> [The problem]
Drop the pictures, then extract the listing word for word.

> [Material for this exercise]
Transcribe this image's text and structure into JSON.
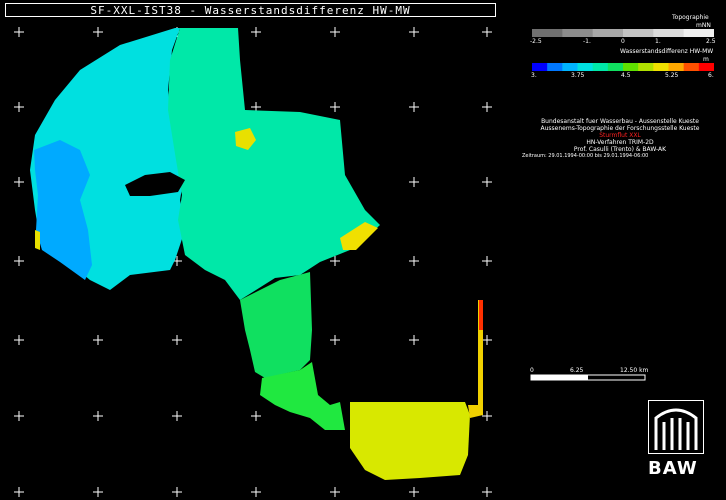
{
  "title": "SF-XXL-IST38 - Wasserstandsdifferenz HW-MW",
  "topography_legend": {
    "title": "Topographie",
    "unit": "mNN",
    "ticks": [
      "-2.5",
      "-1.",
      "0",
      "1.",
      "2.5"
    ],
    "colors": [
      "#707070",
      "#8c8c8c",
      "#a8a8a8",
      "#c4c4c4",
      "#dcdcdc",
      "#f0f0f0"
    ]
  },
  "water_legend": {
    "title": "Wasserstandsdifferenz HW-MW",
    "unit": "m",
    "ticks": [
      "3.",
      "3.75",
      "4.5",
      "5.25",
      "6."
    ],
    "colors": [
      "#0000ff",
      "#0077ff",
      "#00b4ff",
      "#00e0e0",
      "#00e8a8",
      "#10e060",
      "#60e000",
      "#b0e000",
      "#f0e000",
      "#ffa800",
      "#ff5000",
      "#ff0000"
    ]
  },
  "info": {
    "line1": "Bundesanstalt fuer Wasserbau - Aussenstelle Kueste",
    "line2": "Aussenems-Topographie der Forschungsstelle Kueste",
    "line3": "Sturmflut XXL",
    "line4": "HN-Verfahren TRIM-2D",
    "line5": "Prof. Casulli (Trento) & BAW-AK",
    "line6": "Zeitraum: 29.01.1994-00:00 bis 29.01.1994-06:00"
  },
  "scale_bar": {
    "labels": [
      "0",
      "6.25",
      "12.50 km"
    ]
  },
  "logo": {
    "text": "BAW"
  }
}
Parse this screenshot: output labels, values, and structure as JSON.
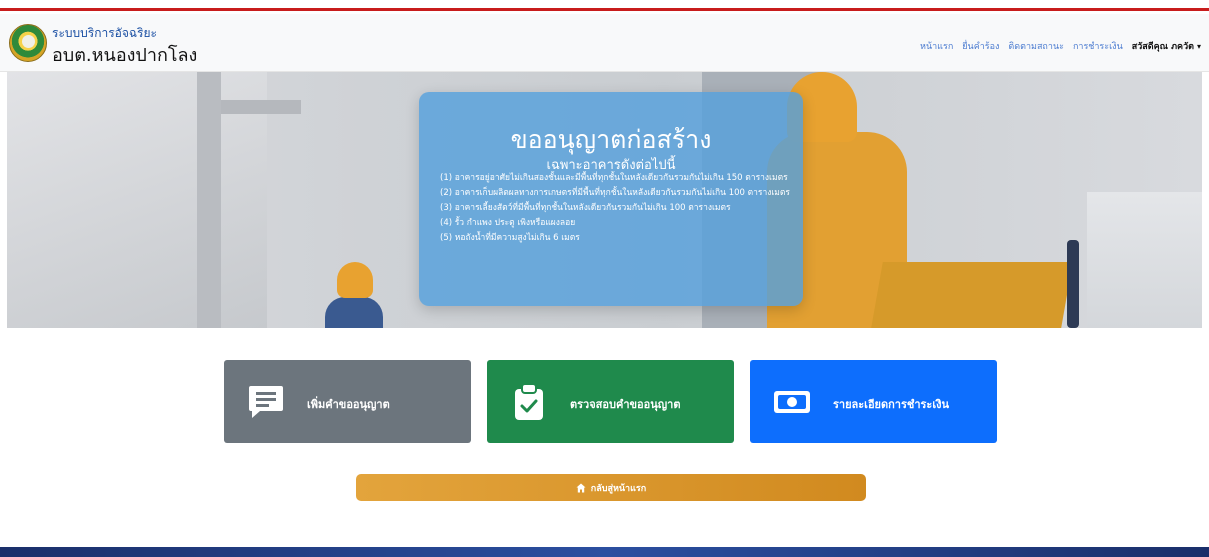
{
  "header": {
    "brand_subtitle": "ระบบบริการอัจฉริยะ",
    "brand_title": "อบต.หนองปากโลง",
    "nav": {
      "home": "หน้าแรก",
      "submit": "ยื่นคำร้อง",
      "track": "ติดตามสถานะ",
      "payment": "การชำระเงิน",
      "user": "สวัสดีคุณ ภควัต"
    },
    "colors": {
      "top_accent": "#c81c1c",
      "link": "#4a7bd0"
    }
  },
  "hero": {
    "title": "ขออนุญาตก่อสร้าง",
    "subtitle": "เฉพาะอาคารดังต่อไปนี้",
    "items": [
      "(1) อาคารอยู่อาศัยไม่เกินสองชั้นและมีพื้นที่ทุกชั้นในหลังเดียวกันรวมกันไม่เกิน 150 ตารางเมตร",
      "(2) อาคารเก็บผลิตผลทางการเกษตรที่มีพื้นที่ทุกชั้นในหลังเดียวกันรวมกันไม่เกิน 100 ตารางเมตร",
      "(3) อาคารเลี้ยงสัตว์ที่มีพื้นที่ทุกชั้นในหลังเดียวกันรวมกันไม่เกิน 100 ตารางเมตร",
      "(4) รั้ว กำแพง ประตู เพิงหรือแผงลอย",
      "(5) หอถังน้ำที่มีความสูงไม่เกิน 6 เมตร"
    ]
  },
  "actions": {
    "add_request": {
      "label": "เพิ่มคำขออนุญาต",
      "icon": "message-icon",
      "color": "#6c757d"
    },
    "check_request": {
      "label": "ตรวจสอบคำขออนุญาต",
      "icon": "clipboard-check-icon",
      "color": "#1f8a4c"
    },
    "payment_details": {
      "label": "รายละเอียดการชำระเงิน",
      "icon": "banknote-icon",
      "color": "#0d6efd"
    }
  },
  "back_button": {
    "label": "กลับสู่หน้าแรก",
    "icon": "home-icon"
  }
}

> [Answer to the problem]
Transcribe this image's text and structure into JSON.
{
  "title": "SF-XXL-IST38 - Wasserstandsdifferenz HW-MW",
  "topography_legend": {
    "title": "Topographie",
    "unit": "mNN",
    "ticks": [
      "-2.5",
      "-1.",
      "0",
      "1.",
      "2.5"
    ],
    "colors": [
      "#707070",
      "#8c8c8c",
      "#a8a8a8",
      "#c4c4c4",
      "#dcdcdc",
      "#f0f0f0"
    ]
  },
  "water_legend": {
    "title": "Wasserstandsdifferenz HW-MW",
    "unit": "m",
    "ticks": [
      "3.",
      "3.75",
      "4.5",
      "5.25",
      "6."
    ],
    "colors": [
      "#0000ff",
      "#0077ff",
      "#00b4ff",
      "#00e0e0",
      "#00e8a8",
      "#10e060",
      "#60e000",
      "#b0e000",
      "#f0e000",
      "#ffa800",
      "#ff5000",
      "#ff0000"
    ]
  },
  "info": {
    "line1": "Bundesanstalt fuer Wasserbau - Aussenstelle Kueste",
    "line2": "Aussenems-Topographie der Forschungsstelle Kueste",
    "line3": "Sturmflut XXL",
    "line4": "HN-Verfahren TRIM-2D",
    "line5": "Prof. Casulli (Trento) & BAW-AK",
    "line6": "Zeitraum: 29.01.1994-00:00 bis 29.01.1994-06:00"
  },
  "scale_bar": {
    "labels": [
      "0",
      "6.25",
      "12.50 km"
    ]
  },
  "logo": {
    "text": "BAW"
  }
}
Parse this screenshot: output labels, values, and structure as JSON.
{
  "header": {
    "brand_subtitle": "ระบบบริการอัจฉริยะ",
    "brand_title": "อบต.หนองปากโลง",
    "nav": {
      "home": "หน้าแรก",
      "submit": "ยื่นคำร้อง",
      "track": "ติดตามสถานะ",
      "payment": "การชำระเงิน",
      "user": "สวัสดีคุณ ภควัต"
    },
    "colors": {
      "top_accent": "#c81c1c",
      "link": "#4a7bd0"
    }
  },
  "hero": {
    "title": "ขออนุญาตก่อสร้าง",
    "subtitle": "เฉพาะอาคารดังต่อไปนี้",
    "items": [
      "(1) อาคารอยู่อาศัยไม่เกินสองชั้นและมีพื้นที่ทุกชั้นในหลังเดียวกันรวมกันไม่เกิน 150 ตารางเมตร",
      "(2) อาคารเก็บผลิตผลทางการเกษตรที่มีพื้นที่ทุกชั้นในหลังเดียวกันรวมกันไม่เกิน 100 ตารางเมตร",
      "(3) อาคารเลี้ยงสัตว์ที่มีพื้นที่ทุกชั้นในหลังเดียวกันรวมกันไม่เกิน 100 ตารางเมตร",
      "(4) รั้ว กำแพง ประตู เพิงหรือแผงลอย",
      "(5) หอถังน้ำที่มีความสูงไม่เกิน 6 เมตร"
    ]
  },
  "actions": {
    "add_request": {
      "label": "เพิ่มคำขออนุญาต",
      "icon": "message-icon",
      "color": "#6c757d"
    },
    "check_request": {
      "label": "ตรวจสอบคำขออนุญาต",
      "icon": "clipboard-check-icon",
      "color": "#1f8a4c"
    },
    "payment_details": {
      "label": "รายละเอียดการชำระเงิน",
      "icon": "banknote-icon",
      "color": "#0d6efd"
    }
  },
  "back_button": {
    "label": "กลับสู่หน้าแรก",
    "icon": "home-icon"
  }
}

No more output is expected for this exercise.